Used to seeing police during raids at their homes, children from Iranian community of chain-snatchers is being provided an education by Shanti Nagar police
One thing that 10 children in Bhiwandi have in common is that their parents are criminals. The cops however, are chasing these kids for another reason altogether. Instead of conducting raids in the vicinity, the Thane police has found a novel approach to make a long-term difference. The cops are funding the education of these children as a step towards reformation.
Jainab Amjad Ali Jaffri was the first to be admitted in school with police aid. Her mother is seen behind her. PICs/DATTA KUMBHAR
Mohammed Razak Rehmat Jaffri (15), his younger brother Sadak Rehmat Jaffri (14), and sister Sukaina (10) haven't been able to attend school for the last six months. “Their father Rehmat Jaffri is involved in various petty crimes across Bangalore and police from different states used to conduct raids at their residence,” said Mangesh Borse, assistant police inspector, Shanti Nagar police station.

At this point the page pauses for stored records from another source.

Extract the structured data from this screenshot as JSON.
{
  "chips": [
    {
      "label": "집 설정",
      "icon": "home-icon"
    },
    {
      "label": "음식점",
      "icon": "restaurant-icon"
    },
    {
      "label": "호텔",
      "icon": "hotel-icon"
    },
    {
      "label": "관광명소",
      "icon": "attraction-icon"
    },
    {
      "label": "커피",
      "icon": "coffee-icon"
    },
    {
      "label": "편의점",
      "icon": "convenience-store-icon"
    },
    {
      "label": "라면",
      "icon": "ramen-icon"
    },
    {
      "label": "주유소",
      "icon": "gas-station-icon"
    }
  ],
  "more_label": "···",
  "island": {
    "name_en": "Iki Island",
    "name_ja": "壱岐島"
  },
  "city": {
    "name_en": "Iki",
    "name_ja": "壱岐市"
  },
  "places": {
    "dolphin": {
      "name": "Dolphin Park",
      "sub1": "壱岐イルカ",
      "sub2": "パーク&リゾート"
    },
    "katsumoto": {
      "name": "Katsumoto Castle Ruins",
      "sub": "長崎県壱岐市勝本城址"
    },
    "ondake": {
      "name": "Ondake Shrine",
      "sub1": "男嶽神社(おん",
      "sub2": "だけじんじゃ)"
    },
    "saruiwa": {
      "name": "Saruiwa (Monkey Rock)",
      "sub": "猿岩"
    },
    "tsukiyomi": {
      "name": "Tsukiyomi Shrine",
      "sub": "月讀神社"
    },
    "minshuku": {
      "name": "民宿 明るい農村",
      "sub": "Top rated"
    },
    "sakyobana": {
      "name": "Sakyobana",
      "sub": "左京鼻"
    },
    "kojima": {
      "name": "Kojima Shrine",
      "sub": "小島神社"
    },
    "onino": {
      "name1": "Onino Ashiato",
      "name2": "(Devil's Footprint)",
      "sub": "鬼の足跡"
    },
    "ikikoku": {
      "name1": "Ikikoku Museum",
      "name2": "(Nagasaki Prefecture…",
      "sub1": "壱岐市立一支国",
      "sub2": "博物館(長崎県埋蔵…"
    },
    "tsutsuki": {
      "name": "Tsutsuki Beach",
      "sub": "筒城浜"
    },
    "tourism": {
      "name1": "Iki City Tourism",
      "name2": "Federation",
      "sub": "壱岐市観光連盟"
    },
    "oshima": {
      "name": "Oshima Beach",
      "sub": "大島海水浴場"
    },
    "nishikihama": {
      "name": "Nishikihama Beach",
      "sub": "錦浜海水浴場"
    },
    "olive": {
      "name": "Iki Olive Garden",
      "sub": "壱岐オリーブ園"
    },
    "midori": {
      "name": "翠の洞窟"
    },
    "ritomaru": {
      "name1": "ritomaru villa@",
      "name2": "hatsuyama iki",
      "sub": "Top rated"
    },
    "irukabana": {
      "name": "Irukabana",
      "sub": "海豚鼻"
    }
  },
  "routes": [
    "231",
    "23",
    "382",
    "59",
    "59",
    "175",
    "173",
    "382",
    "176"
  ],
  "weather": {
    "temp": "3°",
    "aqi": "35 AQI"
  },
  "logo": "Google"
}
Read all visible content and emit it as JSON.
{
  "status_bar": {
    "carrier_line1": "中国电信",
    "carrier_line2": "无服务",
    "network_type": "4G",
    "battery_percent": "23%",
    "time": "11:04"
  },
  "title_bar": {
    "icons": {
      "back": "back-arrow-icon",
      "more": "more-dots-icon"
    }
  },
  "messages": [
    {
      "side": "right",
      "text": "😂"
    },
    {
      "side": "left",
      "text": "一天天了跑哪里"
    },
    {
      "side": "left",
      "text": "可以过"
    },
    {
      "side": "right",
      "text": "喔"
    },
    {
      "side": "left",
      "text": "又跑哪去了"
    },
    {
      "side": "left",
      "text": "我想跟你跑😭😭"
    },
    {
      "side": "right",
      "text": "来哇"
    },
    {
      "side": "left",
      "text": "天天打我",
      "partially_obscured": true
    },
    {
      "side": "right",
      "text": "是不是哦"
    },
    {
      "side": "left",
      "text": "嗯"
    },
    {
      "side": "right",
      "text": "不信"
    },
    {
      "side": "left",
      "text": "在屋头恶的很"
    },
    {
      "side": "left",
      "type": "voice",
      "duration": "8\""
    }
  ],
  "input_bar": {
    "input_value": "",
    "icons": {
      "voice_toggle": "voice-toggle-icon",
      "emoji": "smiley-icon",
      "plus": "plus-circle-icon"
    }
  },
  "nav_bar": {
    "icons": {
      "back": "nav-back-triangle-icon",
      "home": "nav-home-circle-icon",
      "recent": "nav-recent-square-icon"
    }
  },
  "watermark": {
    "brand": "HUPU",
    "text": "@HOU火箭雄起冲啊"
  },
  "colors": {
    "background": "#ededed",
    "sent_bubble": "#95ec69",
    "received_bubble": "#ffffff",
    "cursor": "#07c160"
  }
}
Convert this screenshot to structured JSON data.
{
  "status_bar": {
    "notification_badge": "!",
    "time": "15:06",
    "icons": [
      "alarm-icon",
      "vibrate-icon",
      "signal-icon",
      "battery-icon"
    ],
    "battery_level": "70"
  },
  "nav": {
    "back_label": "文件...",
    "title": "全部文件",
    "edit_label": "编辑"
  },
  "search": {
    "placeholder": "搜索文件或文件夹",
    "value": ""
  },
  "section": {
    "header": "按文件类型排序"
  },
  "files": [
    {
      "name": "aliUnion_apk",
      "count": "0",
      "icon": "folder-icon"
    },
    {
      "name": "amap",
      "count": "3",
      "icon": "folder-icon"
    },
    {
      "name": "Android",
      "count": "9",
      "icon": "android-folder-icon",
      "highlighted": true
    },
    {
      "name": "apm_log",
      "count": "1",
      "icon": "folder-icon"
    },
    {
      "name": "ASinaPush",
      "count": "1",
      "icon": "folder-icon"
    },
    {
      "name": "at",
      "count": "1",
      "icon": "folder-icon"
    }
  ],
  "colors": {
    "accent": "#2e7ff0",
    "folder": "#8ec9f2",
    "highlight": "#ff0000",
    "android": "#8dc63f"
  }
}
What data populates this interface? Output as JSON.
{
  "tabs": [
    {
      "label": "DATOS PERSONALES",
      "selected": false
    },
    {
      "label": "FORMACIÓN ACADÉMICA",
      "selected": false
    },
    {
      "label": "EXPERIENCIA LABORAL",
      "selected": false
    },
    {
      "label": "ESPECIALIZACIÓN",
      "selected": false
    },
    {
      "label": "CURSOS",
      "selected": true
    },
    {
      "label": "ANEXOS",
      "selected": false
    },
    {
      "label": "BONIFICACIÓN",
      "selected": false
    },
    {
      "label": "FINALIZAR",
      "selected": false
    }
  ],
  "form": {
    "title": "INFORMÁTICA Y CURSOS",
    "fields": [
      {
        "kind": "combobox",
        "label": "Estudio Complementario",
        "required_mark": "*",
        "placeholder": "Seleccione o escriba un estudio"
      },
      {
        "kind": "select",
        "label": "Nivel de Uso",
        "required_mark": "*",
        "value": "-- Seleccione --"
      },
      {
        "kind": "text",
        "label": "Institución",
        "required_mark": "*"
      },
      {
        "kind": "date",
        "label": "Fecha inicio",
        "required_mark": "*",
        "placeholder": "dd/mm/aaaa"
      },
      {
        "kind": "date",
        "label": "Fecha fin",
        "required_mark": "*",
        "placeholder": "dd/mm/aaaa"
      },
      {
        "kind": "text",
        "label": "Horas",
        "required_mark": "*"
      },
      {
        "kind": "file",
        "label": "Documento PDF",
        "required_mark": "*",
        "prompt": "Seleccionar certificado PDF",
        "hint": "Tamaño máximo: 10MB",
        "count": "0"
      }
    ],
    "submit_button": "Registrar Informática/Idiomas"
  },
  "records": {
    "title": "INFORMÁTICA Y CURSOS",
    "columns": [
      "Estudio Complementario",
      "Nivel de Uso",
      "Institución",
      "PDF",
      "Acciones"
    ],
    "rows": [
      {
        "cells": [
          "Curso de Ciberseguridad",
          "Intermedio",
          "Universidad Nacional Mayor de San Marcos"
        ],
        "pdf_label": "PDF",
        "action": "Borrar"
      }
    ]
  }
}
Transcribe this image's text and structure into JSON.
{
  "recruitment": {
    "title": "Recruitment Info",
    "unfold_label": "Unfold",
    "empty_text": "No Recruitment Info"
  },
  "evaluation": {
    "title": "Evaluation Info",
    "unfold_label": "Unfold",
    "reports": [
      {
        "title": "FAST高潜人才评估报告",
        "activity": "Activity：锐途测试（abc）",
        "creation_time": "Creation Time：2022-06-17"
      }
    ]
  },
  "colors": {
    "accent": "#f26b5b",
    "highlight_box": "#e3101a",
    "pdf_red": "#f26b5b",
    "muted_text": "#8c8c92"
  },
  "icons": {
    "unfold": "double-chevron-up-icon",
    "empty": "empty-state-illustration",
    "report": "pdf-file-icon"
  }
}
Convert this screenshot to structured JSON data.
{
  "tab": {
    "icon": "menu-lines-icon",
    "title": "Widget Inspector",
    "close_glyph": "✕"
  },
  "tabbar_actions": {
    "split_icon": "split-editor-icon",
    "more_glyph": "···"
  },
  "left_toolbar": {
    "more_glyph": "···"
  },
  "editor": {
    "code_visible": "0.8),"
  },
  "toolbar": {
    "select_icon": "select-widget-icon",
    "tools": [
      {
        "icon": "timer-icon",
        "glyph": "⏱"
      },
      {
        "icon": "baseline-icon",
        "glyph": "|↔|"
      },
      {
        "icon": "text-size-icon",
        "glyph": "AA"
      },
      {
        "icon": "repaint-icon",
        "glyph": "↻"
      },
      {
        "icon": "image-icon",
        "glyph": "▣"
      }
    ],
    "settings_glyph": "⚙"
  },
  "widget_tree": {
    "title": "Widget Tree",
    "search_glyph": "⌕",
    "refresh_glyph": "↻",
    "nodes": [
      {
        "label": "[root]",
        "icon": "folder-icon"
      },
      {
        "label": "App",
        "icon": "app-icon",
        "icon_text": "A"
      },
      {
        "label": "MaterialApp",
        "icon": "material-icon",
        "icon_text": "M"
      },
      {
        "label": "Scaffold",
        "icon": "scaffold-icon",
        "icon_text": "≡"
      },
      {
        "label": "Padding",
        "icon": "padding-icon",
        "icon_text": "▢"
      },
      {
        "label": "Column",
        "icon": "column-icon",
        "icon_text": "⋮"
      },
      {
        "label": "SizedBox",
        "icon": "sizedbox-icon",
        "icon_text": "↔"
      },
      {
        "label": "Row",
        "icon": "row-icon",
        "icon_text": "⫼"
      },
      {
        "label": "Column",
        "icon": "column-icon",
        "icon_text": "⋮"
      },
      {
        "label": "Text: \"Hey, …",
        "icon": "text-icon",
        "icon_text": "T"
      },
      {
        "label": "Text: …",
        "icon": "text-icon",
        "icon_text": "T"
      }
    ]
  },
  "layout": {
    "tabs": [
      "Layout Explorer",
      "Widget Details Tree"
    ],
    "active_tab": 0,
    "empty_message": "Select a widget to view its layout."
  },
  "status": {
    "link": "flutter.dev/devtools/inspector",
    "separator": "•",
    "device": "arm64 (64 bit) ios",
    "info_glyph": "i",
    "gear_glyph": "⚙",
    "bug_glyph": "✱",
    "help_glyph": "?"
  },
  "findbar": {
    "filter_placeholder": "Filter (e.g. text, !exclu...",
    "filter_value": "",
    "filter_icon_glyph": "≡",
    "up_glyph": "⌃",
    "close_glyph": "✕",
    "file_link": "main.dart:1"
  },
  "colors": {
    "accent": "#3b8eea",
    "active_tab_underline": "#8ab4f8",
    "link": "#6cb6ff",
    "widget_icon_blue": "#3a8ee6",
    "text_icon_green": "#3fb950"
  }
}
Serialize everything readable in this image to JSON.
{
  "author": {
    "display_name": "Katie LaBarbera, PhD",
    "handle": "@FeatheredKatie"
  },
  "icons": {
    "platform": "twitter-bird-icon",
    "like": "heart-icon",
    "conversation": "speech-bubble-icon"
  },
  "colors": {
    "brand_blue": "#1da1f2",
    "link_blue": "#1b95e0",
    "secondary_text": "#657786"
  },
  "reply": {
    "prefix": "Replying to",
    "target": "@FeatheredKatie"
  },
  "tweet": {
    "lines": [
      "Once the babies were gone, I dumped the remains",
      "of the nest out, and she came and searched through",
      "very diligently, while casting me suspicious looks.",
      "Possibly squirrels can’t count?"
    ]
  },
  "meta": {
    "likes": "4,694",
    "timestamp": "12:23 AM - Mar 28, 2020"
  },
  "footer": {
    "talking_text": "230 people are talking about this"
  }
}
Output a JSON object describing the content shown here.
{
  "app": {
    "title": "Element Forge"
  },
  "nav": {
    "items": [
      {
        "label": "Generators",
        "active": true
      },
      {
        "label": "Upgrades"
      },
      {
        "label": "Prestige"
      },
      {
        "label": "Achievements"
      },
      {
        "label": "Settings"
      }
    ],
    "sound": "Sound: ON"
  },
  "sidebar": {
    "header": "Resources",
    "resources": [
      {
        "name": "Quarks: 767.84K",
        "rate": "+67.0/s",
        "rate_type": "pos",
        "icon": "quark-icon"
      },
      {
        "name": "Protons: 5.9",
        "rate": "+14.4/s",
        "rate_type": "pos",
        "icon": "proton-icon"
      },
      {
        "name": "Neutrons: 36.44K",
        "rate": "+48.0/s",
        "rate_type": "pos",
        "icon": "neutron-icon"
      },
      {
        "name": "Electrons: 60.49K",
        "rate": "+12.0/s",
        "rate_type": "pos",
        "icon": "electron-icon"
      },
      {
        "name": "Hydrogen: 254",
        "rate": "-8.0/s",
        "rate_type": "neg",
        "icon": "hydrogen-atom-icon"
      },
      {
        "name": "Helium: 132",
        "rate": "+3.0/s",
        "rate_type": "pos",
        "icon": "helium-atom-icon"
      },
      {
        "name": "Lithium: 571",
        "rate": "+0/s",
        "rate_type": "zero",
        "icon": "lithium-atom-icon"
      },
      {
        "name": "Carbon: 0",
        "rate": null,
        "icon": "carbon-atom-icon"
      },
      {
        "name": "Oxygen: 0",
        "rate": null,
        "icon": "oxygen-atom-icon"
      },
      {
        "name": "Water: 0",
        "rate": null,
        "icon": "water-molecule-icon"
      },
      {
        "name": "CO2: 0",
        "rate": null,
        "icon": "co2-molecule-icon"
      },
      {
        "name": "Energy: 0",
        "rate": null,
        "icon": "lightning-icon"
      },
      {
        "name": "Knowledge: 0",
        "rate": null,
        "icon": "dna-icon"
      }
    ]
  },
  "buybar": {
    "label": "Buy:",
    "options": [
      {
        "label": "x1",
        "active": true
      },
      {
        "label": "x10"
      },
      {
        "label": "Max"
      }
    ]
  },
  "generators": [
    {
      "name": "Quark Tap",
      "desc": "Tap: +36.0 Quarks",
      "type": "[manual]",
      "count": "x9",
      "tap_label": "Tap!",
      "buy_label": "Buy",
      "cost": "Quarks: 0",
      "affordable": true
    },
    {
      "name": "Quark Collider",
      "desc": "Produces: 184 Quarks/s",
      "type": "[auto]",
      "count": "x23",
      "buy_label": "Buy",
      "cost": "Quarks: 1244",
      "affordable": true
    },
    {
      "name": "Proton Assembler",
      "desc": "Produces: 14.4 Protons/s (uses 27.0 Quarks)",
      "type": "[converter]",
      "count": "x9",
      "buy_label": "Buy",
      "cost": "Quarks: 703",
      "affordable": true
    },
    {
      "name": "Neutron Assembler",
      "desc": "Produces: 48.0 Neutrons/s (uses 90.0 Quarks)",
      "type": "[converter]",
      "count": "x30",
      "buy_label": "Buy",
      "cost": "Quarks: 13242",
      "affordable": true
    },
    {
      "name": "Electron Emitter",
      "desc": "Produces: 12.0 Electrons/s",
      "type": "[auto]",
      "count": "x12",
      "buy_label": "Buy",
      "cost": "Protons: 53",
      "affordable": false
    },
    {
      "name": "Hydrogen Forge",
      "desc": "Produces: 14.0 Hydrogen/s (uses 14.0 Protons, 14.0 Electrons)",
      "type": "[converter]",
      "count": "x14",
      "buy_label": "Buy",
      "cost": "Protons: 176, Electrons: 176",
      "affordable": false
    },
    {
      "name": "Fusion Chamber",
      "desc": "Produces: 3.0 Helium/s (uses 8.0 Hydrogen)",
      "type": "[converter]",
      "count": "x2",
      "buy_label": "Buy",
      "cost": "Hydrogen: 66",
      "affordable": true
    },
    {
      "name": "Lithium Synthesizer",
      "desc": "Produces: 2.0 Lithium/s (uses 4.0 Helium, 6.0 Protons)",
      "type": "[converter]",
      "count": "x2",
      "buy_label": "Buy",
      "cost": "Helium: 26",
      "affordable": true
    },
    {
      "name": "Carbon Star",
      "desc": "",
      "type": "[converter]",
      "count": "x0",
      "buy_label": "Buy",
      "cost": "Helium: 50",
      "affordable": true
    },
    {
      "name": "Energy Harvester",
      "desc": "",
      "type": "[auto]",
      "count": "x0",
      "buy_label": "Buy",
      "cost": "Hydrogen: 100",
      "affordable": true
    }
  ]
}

Assistant police inspector Mangesh Borse of Shanti Nagar police station interacts with the members of the Irani community
Mohammed and Sadak re-joined Huda English Medium School in Bhiwandi two months ago and were admitted in the Std VIII after the police paid R9,000 towards each of their fees. Sukaina awaits admission into Std IV, since it’s late to enroll now in this academic year. “Due to the fear of police for the last six months, we were roaming across Pune, Shrirampur and different states. Some police informers had given false information to police that my children were involved in crime and a raid was conducted at my house,” said Nafisa Rehmat Jaffri, their mother.
Nafisa belongs to a ‘notorious’ community, known as Iranis or Baluchis, mostly involved in chain-snatching, vehicle robberies and illegal gold pawning. Nafisa says most of the men from the community or youngsters don’t sleep in their homes due to the fear of police. “I want my kids to be educated and have a bright future. If any case is registered against them, their future will be spoiled. If they steer clear of petty crimes, they can sleep freely at their residence, without the fear of police,” she added. At present around 10 children this community have been admitted across three different schools by the cops.
Deputy Commissioner of Police, Bhiwandi Division, Sudhir Dabhade, along with his officers, met the children two months before the community settled down across Peeranipada and Khan Compound, which is in the Shanti Nagar police station jurisdiction. Dhabade stated, “We repeatedly visited the areas counseling and guiding them about the importance of education so they are not lured into criminal activities.”
Jainab Amjad Ali Jaffri (15) was the first student to be admitted in the ninth standard at Salauddin Ayyubi Memorial English Medium School three months ago. “Jainab’s father was involved in crime and both her parents used to stay in Karnataka, in an attempt to hide from the police. After we held a meeting with the community, we found that she is not attending school and her parents weren’t bothered,” said RD Shinde, Senior Police Inspector.
The current situation is a win-win for all involved.
Nuzhat Siddique, principal of Salahuddin Ayyubi Memorial English Medium School, said, “We appreciate the hard work the police who will prove to be the real heroes for the community.
Reforming the kids will definitely improve the status of the community, which sees many dropouts.”
Nagma Nisar Shiraji (18), a SYBcom student from Chougle College, was the only one girl from the community to have pursued higher education. She claims that her father too is an MBA and though he isn’t involved in crime, the threat of police raids still looms high. Yet, it’s the cops who paid her fees for a foundation course in company secretaryship.
Parambir Singh, Commissioner of Police, Thane, said youngsters are being reformed across Ambivli and Mumbra. Are the police then role models?
Seems so, at least for Mohammed Razak Rehmat Jaffri. He said he’d rather grow up to be a cop than run from state to state in the fear of getting caught.